| Abner Mattoon|
| October 15, 1814 (1814-10-15) Locke, New York|
November 20, 1895, Oswego, New York, United States
Abner C. Mattoon Wikipedia
Abner Clough Mattoon (October 15, 1814 Locke, Cayuga County, New York – November 20, 1895 Oswego, Oswego County, New York) was an American merchant and politician from New York. He was the builder of the first tugboat that was steam powered that was built and operated west of the Hudson River.
He was born on October 15, 1814, in Locke, New York, to Henry Mattoon.
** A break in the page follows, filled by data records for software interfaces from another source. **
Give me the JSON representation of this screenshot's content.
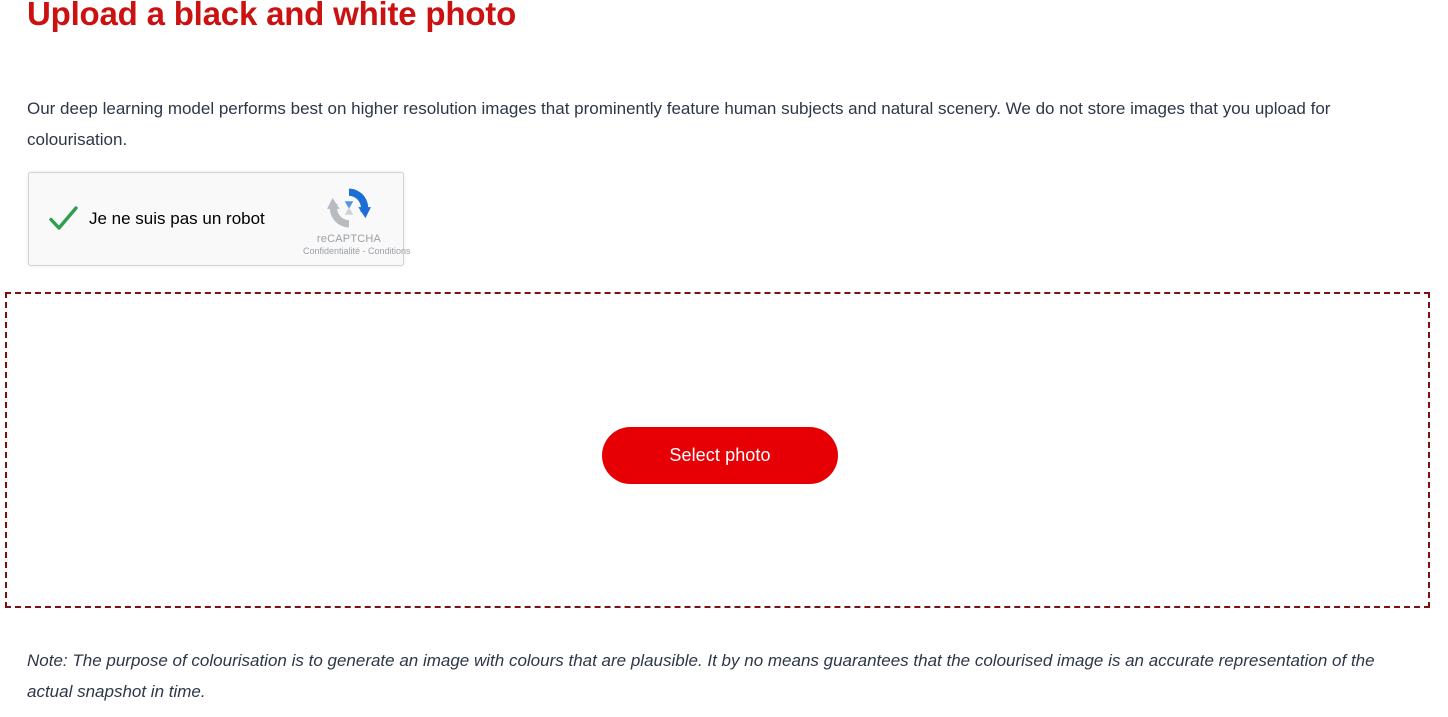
{
  "page": {
    "title": "Upload a black and white photo",
    "intro": "Our deep learning model performs best on higher resolution images that prominently feature human subjects and natural scenery. We do not store images that you upload for colourisation.",
    "note": "Note: The purpose of colourisation is to generate an image with colours that are plausible. It by no means guarantees that the colourised image is an accurate representation of the actual snapshot in time."
  },
  "recaptcha": {
    "checkbox_label": "Je ne suis pas un robot",
    "checked": true,
    "brand_name": "reCAPTCHA",
    "privacy_label": "Confidentialité",
    "separator": "-",
    "terms_label": "Conditions",
    "links_line": "Confidentialité - Conditions",
    "check_icon": "green-check-icon",
    "logo_icon": "recaptcha-logo-icon"
  },
  "dropzone": {
    "button_label": "Select photo",
    "border_style": "dashed"
  },
  "colors": {
    "title_red": "#cc1111",
    "button_red": "#e60005",
    "dropzone_border": "#7b1113",
    "body_text": "#2d3748",
    "check_green": "#2e9e4f",
    "recaptcha_bg": "#f9f9f9",
    "recaptcha_border": "#d3d3d3",
    "recaptcha_muted": "#9aa0a6",
    "logo_blue": "#1c6ed4",
    "logo_gray": "#9aa0a6"
  }
}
The family removed to Rochester in 1816. He attended the common schools, and at age 14 began to work on the canals as a horsedriver. Later, he removed to New York City, and then was for a few years a clerk on board a palace steamer on the Mississippi River. In 1844, he returned to Rochester. He married Caroline Nichols in 1844, and they had three children. The couple removed to New York City, and in 1847 to Oswego. He engaged in forwarding, milling, boat construction and the grain trade.
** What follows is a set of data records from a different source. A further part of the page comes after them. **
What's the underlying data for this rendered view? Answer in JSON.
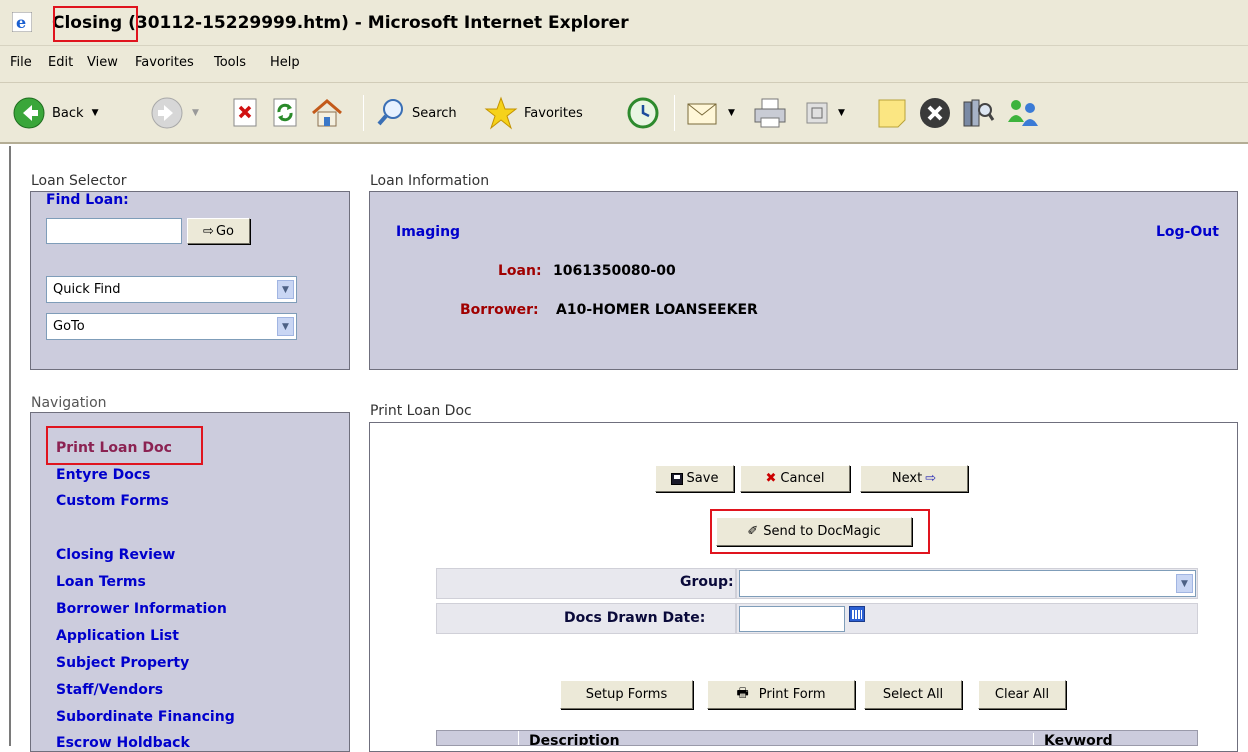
{
  "window": {
    "title_highlighted": "Closing (",
    "title_rest": "30112-15229999.htm) - Microsoft Internet Explorer"
  },
  "menu": [
    "File",
    "Edit",
    "View",
    "Favorites",
    "Tools",
    "Help"
  ],
  "toolbar": {
    "back_label": "Back",
    "search_label": "Search",
    "favorites_label": "Favorites"
  },
  "loan_selector": {
    "section_label": "Loan Selector",
    "find_loan_label": "Find Loan:",
    "find_loan_value": "",
    "go_label": "Go",
    "quick_find_value": "Quick Find",
    "goto_value": "GoTo"
  },
  "loan_information": {
    "section_label": "Loan Information",
    "imaging_link": "Imaging",
    "logout_link": "Log-Out",
    "loan_label": "Loan:",
    "loan_value": "1061350080-00",
    "borrower_label": "Borrower:",
    "borrower_value": "A10-HOMER LOANSEEKER"
  },
  "navigation": {
    "section_label": "Navigation",
    "active_item": "Print Loan Doc",
    "items_group1": [
      "Entyre Docs",
      "Custom Forms"
    ],
    "items_group2": [
      "Closing Review",
      "Loan Terms",
      "Borrower Information",
      "Application List",
      "Subject Property",
      "Staff/Vendors",
      "Subordinate Financing",
      "Escrow Holdback"
    ]
  },
  "print_loan_doc": {
    "section_label": "Print Loan Doc",
    "save_label": "Save",
    "cancel_label": "Cancel",
    "next_label": "Next",
    "send_label": "Send to DocMagic",
    "group_label": "Group:",
    "group_value": "",
    "docs_drawn_label": "Docs Drawn Date:",
    "docs_drawn_value": "",
    "setup_forms_label": "Setup Forms",
    "print_form_label": "Print Form",
    "select_all_label": "Select All",
    "clear_all_label": "Clear All",
    "col_description": "Description",
    "col_keyword": "Keyword"
  },
  "colors": {
    "panel_bg": "#ccccdd",
    "link_blue": "#0000cc",
    "label_red": "#a00000",
    "highlight_red": "#e0141e"
  }
}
He entered politics as a Whig, became a Know Nothing, and then joined the Republican Party. In 1853, he was an alderman (3rd Ward) of Oswego.
He was a member of the New York State Assembly (Oswego Co., 1st D.) in 1863 and 1864.
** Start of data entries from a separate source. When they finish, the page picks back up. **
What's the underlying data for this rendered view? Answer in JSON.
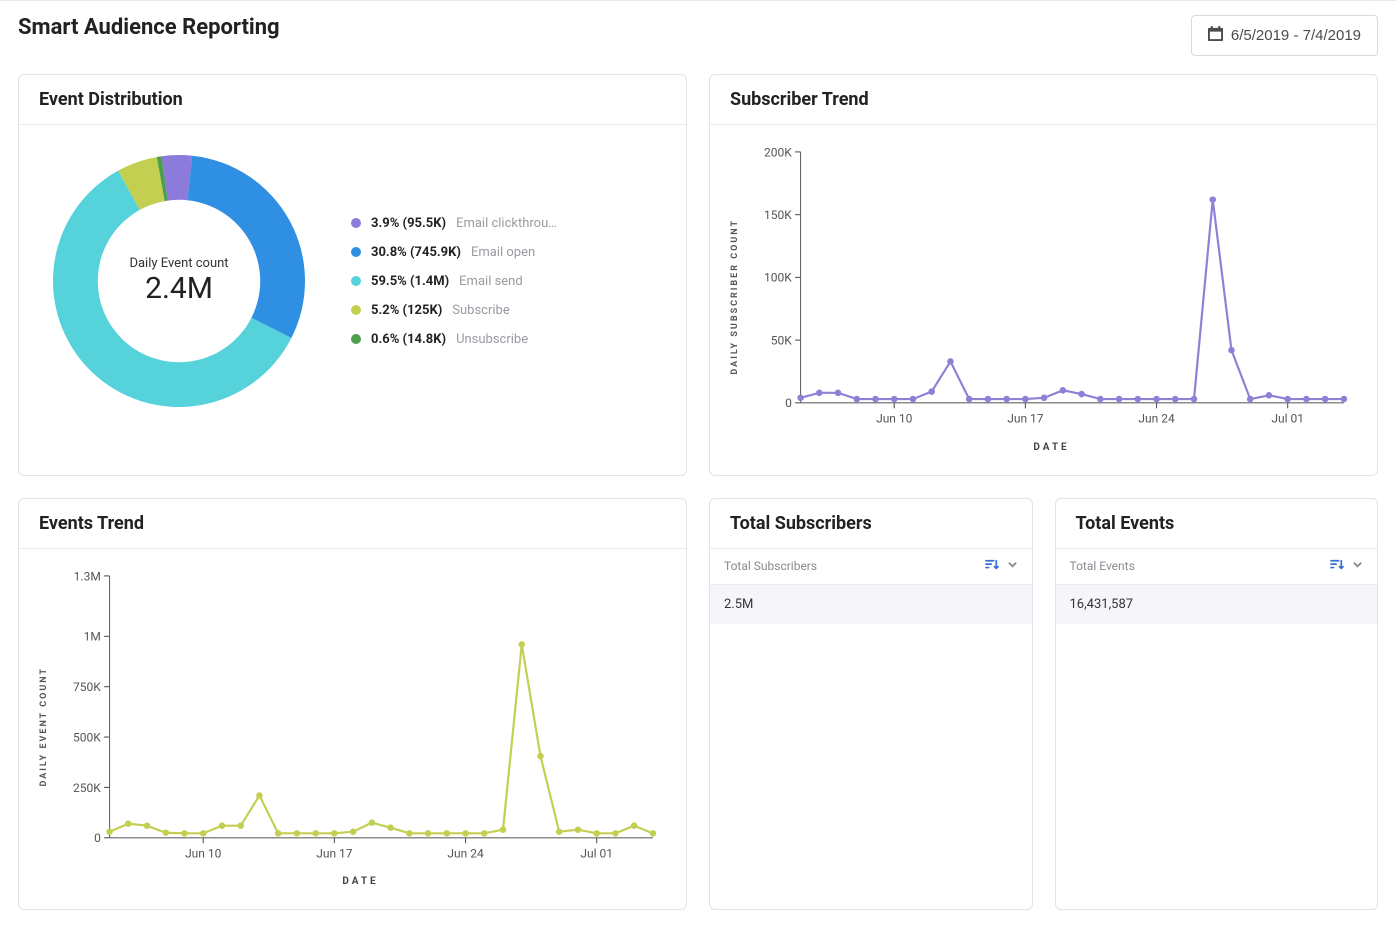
{
  "header": {
    "title": "Smart Audience Reporting",
    "date_range": "6/5/2019 - 7/4/2019"
  },
  "colors": {
    "purple": "#8d7bdc",
    "blue": "#2f8fe3",
    "cyan": "#55d2da",
    "olive": "#c3cf51",
    "green": "#4c9f4c",
    "line_purple": "#8b82d6",
    "line_olive": "#c3cf51"
  },
  "event_distribution": {
    "title": "Event Distribution",
    "center_label": "Daily Event count",
    "center_value": "2.4M",
    "legend": [
      {
        "pct": "3.9%",
        "count": "(95.5K)",
        "name": "Email clickthrou…",
        "color": "purple"
      },
      {
        "pct": "30.8%",
        "count": "(745.9K)",
        "name": "Email open",
        "color": "blue"
      },
      {
        "pct": "59.5%",
        "count": "(1.4M)",
        "name": "Email send",
        "color": "cyan"
      },
      {
        "pct": "5.2%",
        "count": "(125K)",
        "name": "Subscribe",
        "color": "olive"
      },
      {
        "pct": "0.6%",
        "count": "(14.8K)",
        "name": "Unsubscribe",
        "color": "green"
      }
    ]
  },
  "subscriber_trend": {
    "title": "Subscriber Trend",
    "y_title": "DAILY SUBSCRIBER COUNT",
    "x_title": "DATE"
  },
  "events_trend": {
    "title": "Events Trend",
    "y_title": "DAILY EVENT COUNT",
    "x_title": "DATE"
  },
  "total_subscribers": {
    "title": "Total Subscribers",
    "column": "Total Subscribers",
    "value": "2.5M"
  },
  "total_events": {
    "title": "Total Events",
    "column": "Total Events",
    "value": "16,431,587"
  },
  "chart_data": [
    {
      "id": "event_distribution",
      "type": "pie",
      "title": "Event Distribution",
      "total_label": "Daily Event count",
      "total_value": 2400000,
      "series": [
        {
          "name": "Email clickthrough",
          "pct": 3.9,
          "value": 95500
        },
        {
          "name": "Email open",
          "pct": 30.8,
          "value": 745900
        },
        {
          "name": "Email send",
          "pct": 59.5,
          "value": 1400000
        },
        {
          "name": "Subscribe",
          "pct": 5.2,
          "value": 125000
        },
        {
          "name": "Unsubscribe",
          "pct": 0.6,
          "value": 14800
        }
      ]
    },
    {
      "id": "subscriber_trend",
      "type": "line",
      "title": "Subscriber Trend",
      "xlabel": "DATE",
      "ylabel": "DAILY SUBSCRIBER COUNT",
      "ylim": [
        0,
        200000
      ],
      "y_ticks": [
        0,
        50000,
        100000,
        150000,
        200000
      ],
      "x_tick_indices": [
        5,
        12,
        19,
        26
      ],
      "x_tick_labels": [
        "Jun 10",
        "Jun 17",
        "Jun 24",
        "Jul 01"
      ],
      "x": [
        "Jun 05",
        "Jun 06",
        "Jun 07",
        "Jun 08",
        "Jun 09",
        "Jun 10",
        "Jun 11",
        "Jun 12",
        "Jun 13",
        "Jun 14",
        "Jun 15",
        "Jun 16",
        "Jun 17",
        "Jun 18",
        "Jun 19",
        "Jun 20",
        "Jun 21",
        "Jun 22",
        "Jun 23",
        "Jun 24",
        "Jun 25",
        "Jun 26",
        "Jun 27",
        "Jun 28",
        "Jun 29",
        "Jun 30",
        "Jul 01",
        "Jul 02",
        "Jul 03",
        "Jul 04"
      ],
      "values": [
        4000,
        8000,
        8000,
        3000,
        3000,
        3000,
        3000,
        9000,
        33000,
        3000,
        3000,
        3000,
        3000,
        4000,
        10000,
        7000,
        3000,
        3000,
        3000,
        3000,
        3000,
        3000,
        162000,
        42000,
        3000,
        6000,
        3000,
        3000,
        3000,
        3000
      ]
    },
    {
      "id": "events_trend",
      "type": "line",
      "title": "Events Trend",
      "xlabel": "DATE",
      "ylabel": "DAILY EVENT COUNT",
      "ylim": [
        0,
        1300000
      ],
      "y_ticks": [
        0,
        250000,
        500000,
        750000,
        1000000,
        1300000
      ],
      "x_tick_indices": [
        5,
        12,
        19,
        26
      ],
      "x_tick_labels": [
        "Jun 10",
        "Jun 17",
        "Jun 24",
        "Jul 01"
      ],
      "x": [
        "Jun 05",
        "Jun 06",
        "Jun 07",
        "Jun 08",
        "Jun 09",
        "Jun 10",
        "Jun 11",
        "Jun 12",
        "Jun 13",
        "Jun 14",
        "Jun 15",
        "Jun 16",
        "Jun 17",
        "Jun 18",
        "Jun 19",
        "Jun 20",
        "Jun 21",
        "Jun 22",
        "Jun 23",
        "Jun 24",
        "Jun 25",
        "Jun 26",
        "Jun 27",
        "Jun 28",
        "Jun 29",
        "Jun 30",
        "Jul 01",
        "Jul 02",
        "Jul 03",
        "Jul 04"
      ],
      "values": [
        30000,
        70000,
        60000,
        25000,
        22000,
        22000,
        60000,
        60000,
        210000,
        22000,
        22000,
        22000,
        22000,
        30000,
        75000,
        50000,
        22000,
        22000,
        22000,
        22000,
        22000,
        40000,
        960000,
        405000,
        30000,
        40000,
        22000,
        22000,
        60000,
        22000
      ]
    }
  ]
}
He was a member of the New York State Senate (21st D.) in 1868 and 1869.
His health had been failing for a number of years, and he died on November 20, 1895, at his home in Oswego, New York.